You asked

Following your recent release of the Article published on your website -

Economies of ale: small pubs close as chains focus on big bars

I quote in your article you state "ONS data confirm the large fall in the number of pubs, from around 50,000 pubs in 2008 to around 39,000 pubs in 2018.", however following the links to the industry reports you reference in your article the number differentiates to theirs by around 9,000 pubs.

Using the links provided on your article the BBPA shows the total number of pubs in the UK to be 48,350 in 2017

Furthermore, the link to the CAMRA article states 47,500 pubs in the UK are used for their reports, published in August 2018 -

Please can you explain which of these figures is correct, and what causes a significant difference in the information you are publishing to the leading industry reports?

We said

Thank you for your request.

The BBPA numbers are about 10,000 higher than ours, but the trend in closures is roughly the same. The BBPA have a broader definition of pubs which includes some hotels, inns and restaurants.

Our numbers include those businesses on the interdepartmental business register which have been classified by the business itself as a “public house or bar” (SIC 2007 code 56.30/2).

Hotels, licensed restaurants and licensed clubs have different SIC codes, but in some cases may be included as pubs on other organisation’s data bases. For example, a hotel bar which serves non-guests, a gastro-pub which is registered as a restaurant, or a traditional working-man’s social club with a bar.

More detail is given at:



Licensed Restaurants:


CAMRA numbers track pub closures, and are compiled by volunteers in local areas. Our data measures the net number of open pubs in a given area, in a given year, and are compiled from administrative sources including tax records.

In addition, CAMRA has a very specific definition: It must be:

  • a licensed premises

  • open to and welcome the general public without requiring membership or residency

  • allow free entry

  • serve at least one draught beer or cider

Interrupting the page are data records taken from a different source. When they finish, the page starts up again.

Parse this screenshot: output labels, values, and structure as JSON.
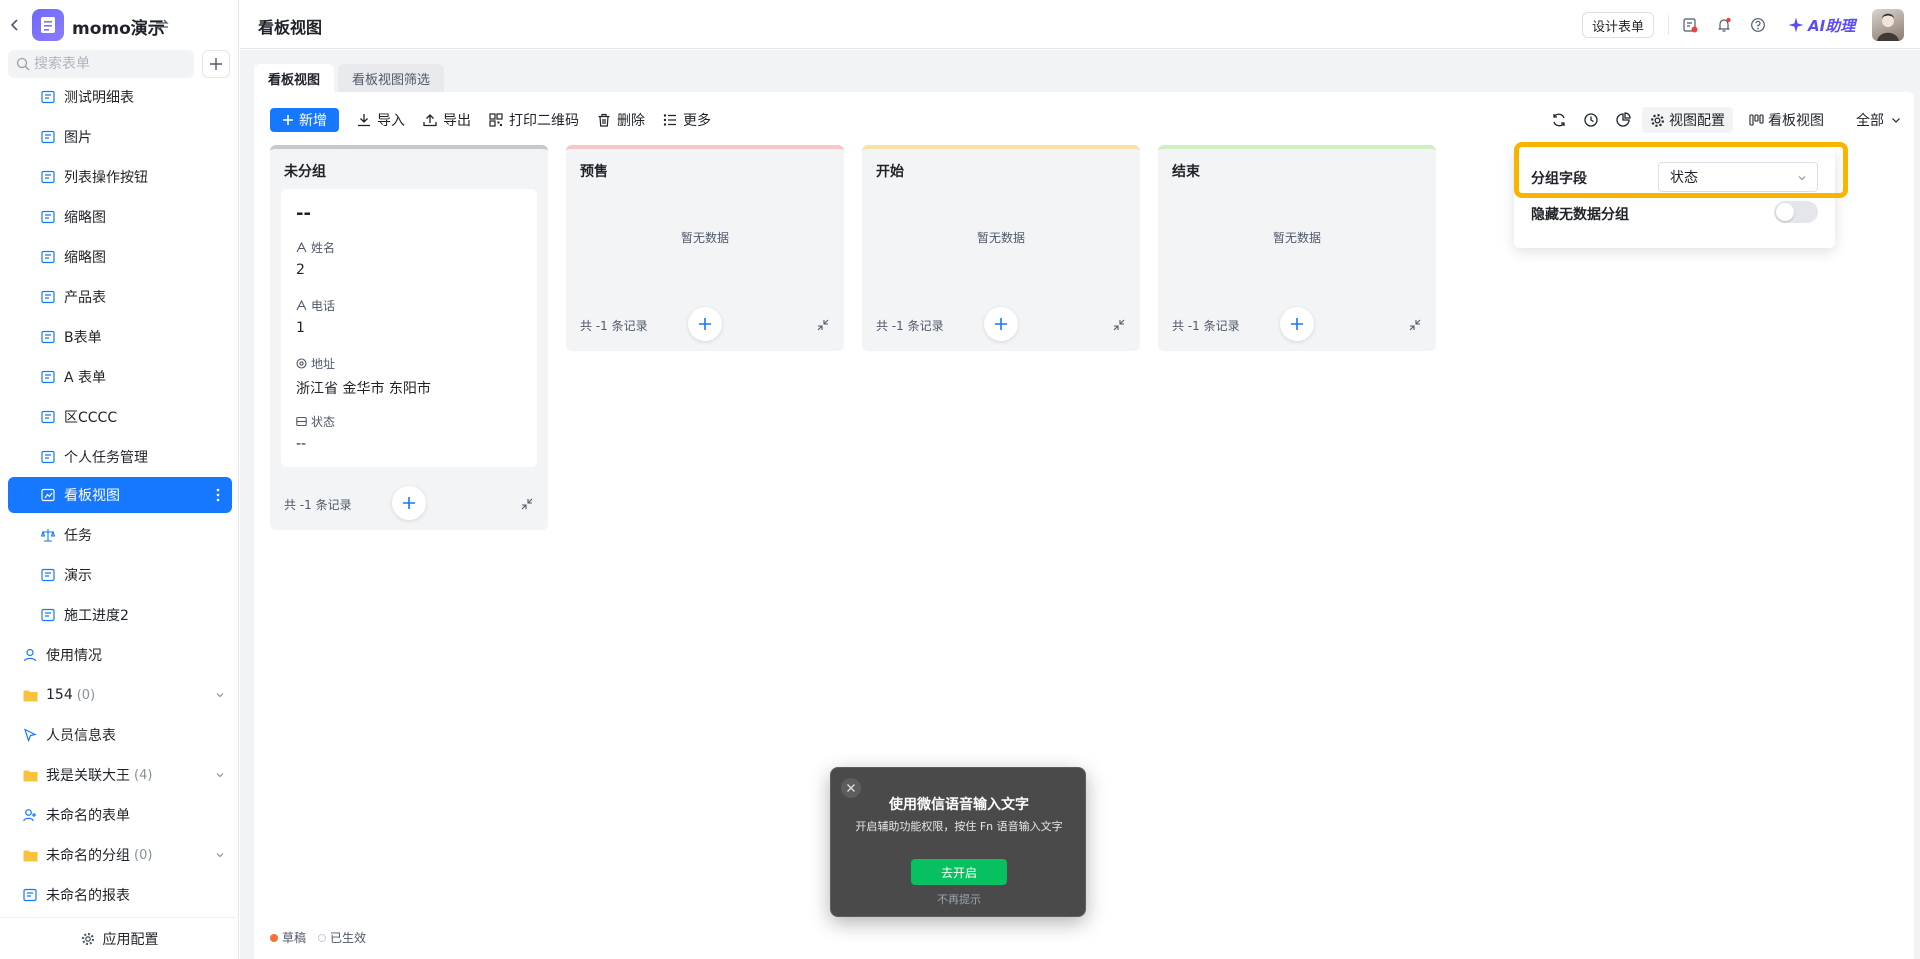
{
  "app": {
    "name": "momo演示"
  },
  "sidebar": {
    "search_placeholder": "搜索表单",
    "items": [
      {
        "label": "测试明细表",
        "icon": "form-icon"
      },
      {
        "label": "图片",
        "icon": "form-icon"
      },
      {
        "label": "列表操作按钮",
        "icon": "form-icon"
      },
      {
        "label": "缩略图",
        "icon": "form-icon"
      },
      {
        "label": "缩略图",
        "icon": "form-icon"
      },
      {
        "label": "产品表",
        "icon": "form-icon"
      },
      {
        "label": "B表单",
        "icon": "form-icon"
      },
      {
        "label": "A 表单",
        "icon": "form-icon"
      },
      {
        "label": "区CCCC",
        "icon": "form-icon"
      },
      {
        "label": "个人任务管理",
        "icon": "form-icon"
      },
      {
        "label": "看板视图",
        "icon": "kanban-icon"
      },
      {
        "label": "任务",
        "icon": "balance-icon"
      },
      {
        "label": "演示",
        "icon": "form-icon"
      },
      {
        "label": "施工进度2",
        "icon": "form-icon"
      }
    ],
    "top_items": [
      {
        "label": "使用情况",
        "icon": "user-icon"
      },
      {
        "label": "154",
        "count": "(0)",
        "icon": "folder-icon"
      },
      {
        "label": "人员信息表",
        "icon": "cursor-icon"
      },
      {
        "label": "我是关联大王",
        "count": "(4)",
        "icon": "folder-icon"
      },
      {
        "label": "未命名的表单",
        "icon": "user-add-icon"
      },
      {
        "label": "未命名的分组",
        "count": "(0)",
        "icon": "folder-icon"
      },
      {
        "label": "未命名的报表",
        "icon": "form-icon"
      }
    ],
    "footer": "应用配置"
  },
  "header": {
    "title": "看板视图",
    "design_button": "设计表单",
    "ai_label": "AI助理"
  },
  "tabs": [
    "看板视图",
    "看板视图筛选"
  ],
  "toolbar": {
    "add": "新增",
    "import": "导入",
    "export": "导出",
    "print_qr": "打印二维码",
    "delete": "删除",
    "more": "更多",
    "view_config": "视图配置",
    "kanban_view": "看板视图",
    "scope": "全部"
  },
  "columns": [
    {
      "title": "未分组",
      "color": "#c4c8cf",
      "count": "共 -1 条记录"
    },
    {
      "title": "预售",
      "color": "#f7c6c6",
      "count": "共 -1 条记录",
      "empty": "暂无数据"
    },
    {
      "title": "开始",
      "color": "#f8e2a6",
      "count": "共 -1 条记录",
      "empty": "暂无数据"
    },
    {
      "title": "结束",
      "color": "#cfeec2",
      "count": "共 -1 条记录",
      "empty": "暂无数据"
    }
  ],
  "card": {
    "title": "--",
    "fields": [
      {
        "label": "姓名",
        "value": "2"
      },
      {
        "label": "电话",
        "value": "1"
      },
      {
        "label": "地址",
        "value": "浙江省 金华市 东阳市"
      },
      {
        "label": "状态",
        "value": "--"
      }
    ]
  },
  "popover": {
    "group_field_label": "分组字段",
    "group_field_value": "状态",
    "hide_empty_label": "隐藏无数据分组",
    "hide_empty_on": false
  },
  "legend": {
    "draft": "草稿",
    "active": "已生效"
  },
  "toast": {
    "title": "使用微信语音输入文字",
    "desc": "开启辅助功能权限，按住 Fn 语音输入文字",
    "button": "去开启",
    "dismiss": "不再提示"
  }
}
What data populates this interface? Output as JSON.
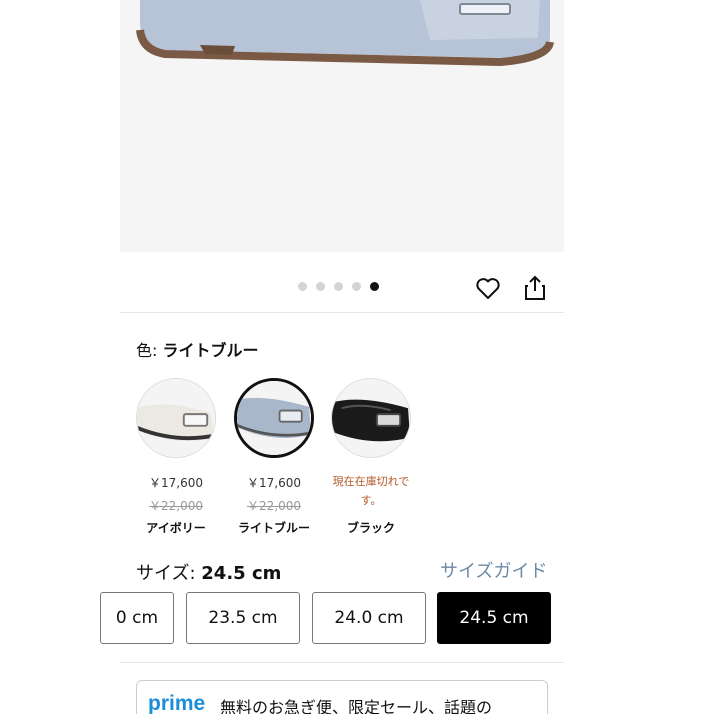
{
  "gallery": {
    "dots_total": 5,
    "active_index": 4
  },
  "actions": {
    "favorite_icon": "heart-icon",
    "share_icon": "share-icon"
  },
  "color": {
    "label": "色:",
    "selected": "ライトブルー",
    "options": [
      {
        "price": "￥17,600",
        "list_price": "￥22,000",
        "name": "アイボリー",
        "swatch_color": "#ece9e2"
      },
      {
        "price": "￥17,600",
        "list_price": "￥22,000",
        "name": "ライトブルー",
        "swatch_color": "#a9b7cb"
      },
      {
        "status_line1": "現在在庫切れで",
        "status_line2": "す。",
        "name": "ブラック",
        "swatch_color": "#1a1a1a"
      }
    ]
  },
  "size": {
    "label": "サイズ:",
    "selected": "24.5 cm",
    "guide": "サイズガイド",
    "options": [
      "0 cm",
      "23.5 cm",
      "24.0 cm",
      "24.5 cm"
    ]
  },
  "prime": {
    "logo": "prime",
    "text": "無料のお急ぎ便、限定セール、話題の"
  },
  "colors": {
    "accent_link": "#6b8aa5",
    "prime_blue": "#1a8fd8",
    "out_of_stock": "#b5572b"
  }
}
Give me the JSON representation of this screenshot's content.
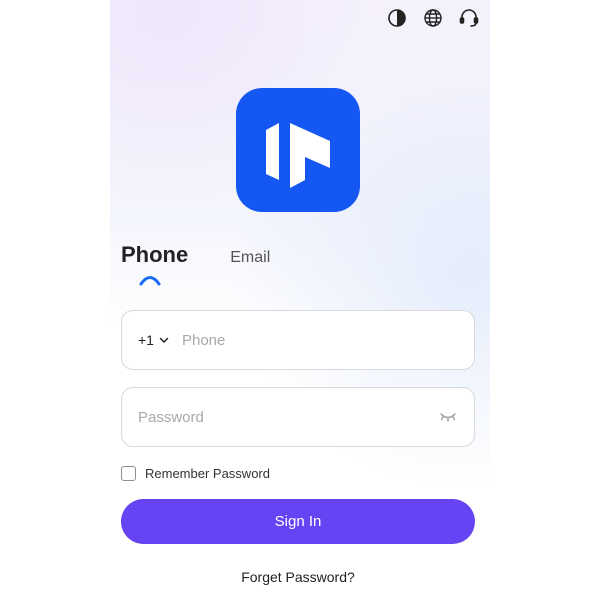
{
  "toolbar": {
    "icons": [
      "contrast-icon",
      "globe-icon",
      "headset-icon"
    ]
  },
  "brand": {
    "logo_color": "#1557f2"
  },
  "tabs": [
    {
      "label": "Phone",
      "active": true
    },
    {
      "label": "Email",
      "active": false
    }
  ],
  "phone_field": {
    "country_code": "+1",
    "placeholder": "Phone",
    "value": ""
  },
  "password_field": {
    "placeholder": "Password",
    "value": ""
  },
  "remember": {
    "label": "Remember Password",
    "checked": false
  },
  "sign_in": {
    "label": "Sign In",
    "color": "#6644f4"
  },
  "forgot": {
    "label": "Forget Password?"
  }
}
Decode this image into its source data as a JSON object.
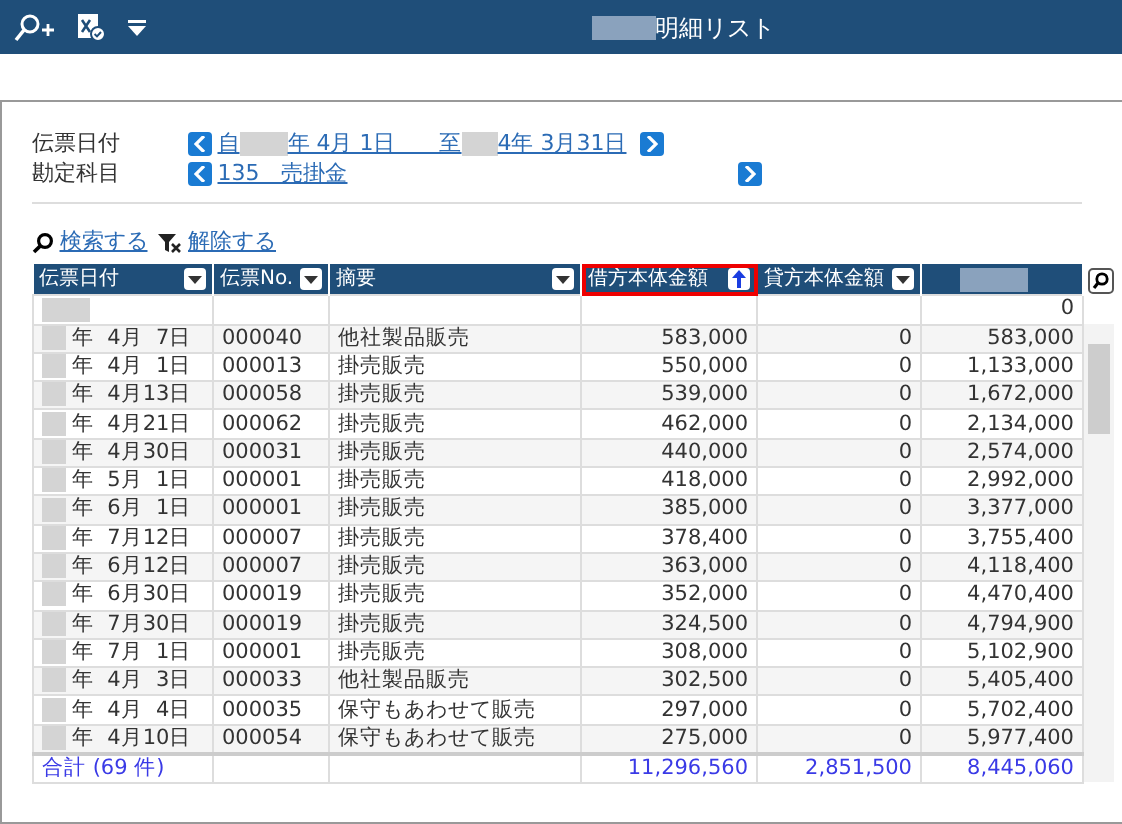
{
  "window": {
    "title": "明細リスト"
  },
  "filters": [
    {
      "label": "伝票日付",
      "parts": [
        "自",
        "年  4月 1日",
        "至",
        "4年  3月31日"
      ]
    },
    {
      "label": "勘定科目",
      "parts": [
        "135",
        "売掛金"
      ]
    }
  ],
  "actions": [
    {
      "kind": "search",
      "label": "検索する"
    },
    {
      "kind": "clear",
      "label": "解除する"
    }
  ],
  "table": {
    "columns": [
      {
        "label": "伝票日付",
        "kind": "dropdown",
        "highlighted": false
      },
      {
        "label": "伝票No.",
        "kind": "dropdown",
        "highlighted": false
      },
      {
        "label": "摘要",
        "kind": "dropdown",
        "highlighted": false
      },
      {
        "label": "借方本体金額",
        "kind": "sorted",
        "highlighted": true
      },
      {
        "label": "貸方本体金額",
        "kind": "dropdown",
        "highlighted": false
      },
      {
        "kind": "redacted",
        "highlighted": false
      }
    ],
    "opening_balance": "0",
    "rows": [
      {
        "date": "年  4月  7日",
        "no": "000040",
        "summary": "他社製品販売",
        "debit": "583,000",
        "credit": "0",
        "balance": "583,000"
      },
      {
        "date": "年  4月  1日",
        "no": "000013",
        "summary": "掛売販売",
        "debit": "550,000",
        "credit": "0",
        "balance": "1,133,000"
      },
      {
        "date": "年  4月13日",
        "no": "000058",
        "summary": "掛売販売",
        "debit": "539,000",
        "credit": "0",
        "balance": "1,672,000"
      },
      {
        "date": "年  4月21日",
        "no": "000062",
        "summary": "掛売販売",
        "debit": "462,000",
        "credit": "0",
        "balance": "2,134,000"
      },
      {
        "date": "年  4月30日",
        "no": "000031",
        "summary": "掛売販売",
        "debit": "440,000",
        "credit": "0",
        "balance": "2,574,000"
      },
      {
        "date": "年  5月  1日",
        "no": "000001",
        "summary": "掛売販売",
        "debit": "418,000",
        "credit": "0",
        "balance": "2,992,000"
      },
      {
        "date": "年  6月  1日",
        "no": "000001",
        "summary": "掛売販売",
        "debit": "385,000",
        "credit": "0",
        "balance": "3,377,000"
      },
      {
        "date": "年  7月12日",
        "no": "000007",
        "summary": "掛売販売",
        "debit": "378,400",
        "credit": "0",
        "balance": "3,755,400"
      },
      {
        "date": "年  6月12日",
        "no": "000007",
        "summary": "掛売販売",
        "debit": "363,000",
        "credit": "0",
        "balance": "4,118,400"
      },
      {
        "date": "年  6月30日",
        "no": "000019",
        "summary": "掛売販売",
        "debit": "352,000",
        "credit": "0",
        "balance": "4,470,400"
      },
      {
        "date": "年  7月30日",
        "no": "000019",
        "summary": "掛売販売",
        "debit": "324,500",
        "credit": "0",
        "balance": "4,794,900"
      },
      {
        "date": "年  7月  1日",
        "no": "000001",
        "summary": "掛売販売",
        "debit": "308,000",
        "credit": "0",
        "balance": "5,102,900"
      },
      {
        "date": "年  4月  3日",
        "no": "000033",
        "summary": "他社製品販売",
        "debit": "302,500",
        "credit": "0",
        "balance": "5,405,400"
      },
      {
        "date": "年  4月  4日",
        "no": "000035",
        "summary": "保守もあわせて販売",
        "debit": "297,000",
        "credit": "0",
        "balance": "5,702,400"
      },
      {
        "date": "年  4月10日",
        "no": "000054",
        "summary": "保守もあわせて販売",
        "debit": "275,000",
        "credit": "0",
        "balance": "5,977,400"
      }
    ],
    "total": {
      "label": "合計 (69 件)",
      "debit": "11,296,560",
      "credit": "2,851,500",
      "balance": "8,445,060"
    }
  }
}
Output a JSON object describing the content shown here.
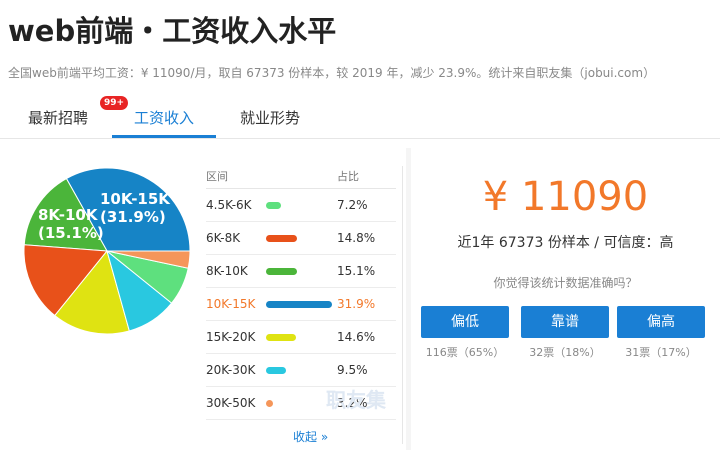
{
  "page": {
    "title": "web前端・工资收入水平",
    "subtitle": "全国web前端平均工资：¥ 11090/月，取自 67373 份样本，较 2019 年，减少 23.9%。统计来自职友集（jobui.com）"
  },
  "tabs": [
    {
      "label": "最新招聘",
      "badge": "99+"
    },
    {
      "label": "工资收入"
    },
    {
      "label": "就业形势"
    }
  ],
  "table": {
    "col_range": "区间",
    "col_ratio": "占比",
    "collapse": "收起 »",
    "watermark": "职友集"
  },
  "chart_data": {
    "type": "pie",
    "categories": [
      "4.5K-6K",
      "6K-8K",
      "8K-10K",
      "10K-15K",
      "15K-20K",
      "20K-30K",
      "30K-50K"
    ],
    "values": [
      7.2,
      14.8,
      15.1,
      31.9,
      14.6,
      9.5,
      3.2
    ],
    "value_labels": [
      "7.2%",
      "14.8%",
      "15.1%",
      "31.9%",
      "14.6%",
      "9.5%",
      "3.2%"
    ],
    "colors": [
      "#5ee07e",
      "#e8511a",
      "#4bb53a",
      "#1684c6",
      "#dfe312",
      "#29c8e0",
      "#f5965a"
    ],
    "slice_labels": [
      {
        "index": 3,
        "line1": "10K-15K",
        "line2": "(31.9%)"
      },
      {
        "index": 2,
        "line1": "8K-10K",
        "line2": "(15.1%)"
      }
    ],
    "highlight_index": 3
  },
  "summary": {
    "salary": "¥ 11090",
    "sample": "近1年 67373 份样本 / 可信度：高",
    "question": "你觉得该统计数据准确吗？",
    "votes": [
      {
        "label": "偏低",
        "count": "116票（65%）"
      },
      {
        "label": "靠谱",
        "count": "32票（18%）"
      },
      {
        "label": "偏高",
        "count": "31票（17%）"
      }
    ]
  },
  "colors": {
    "accent": "#1a7fd4",
    "highlight": "#f2782a",
    "badge": "#e82424"
  }
}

  • allow drinking without requiring food to be consumed

  • have at least one indoor area not laid out for meals

  • permit drinks to be purchased at a bar without relying on table service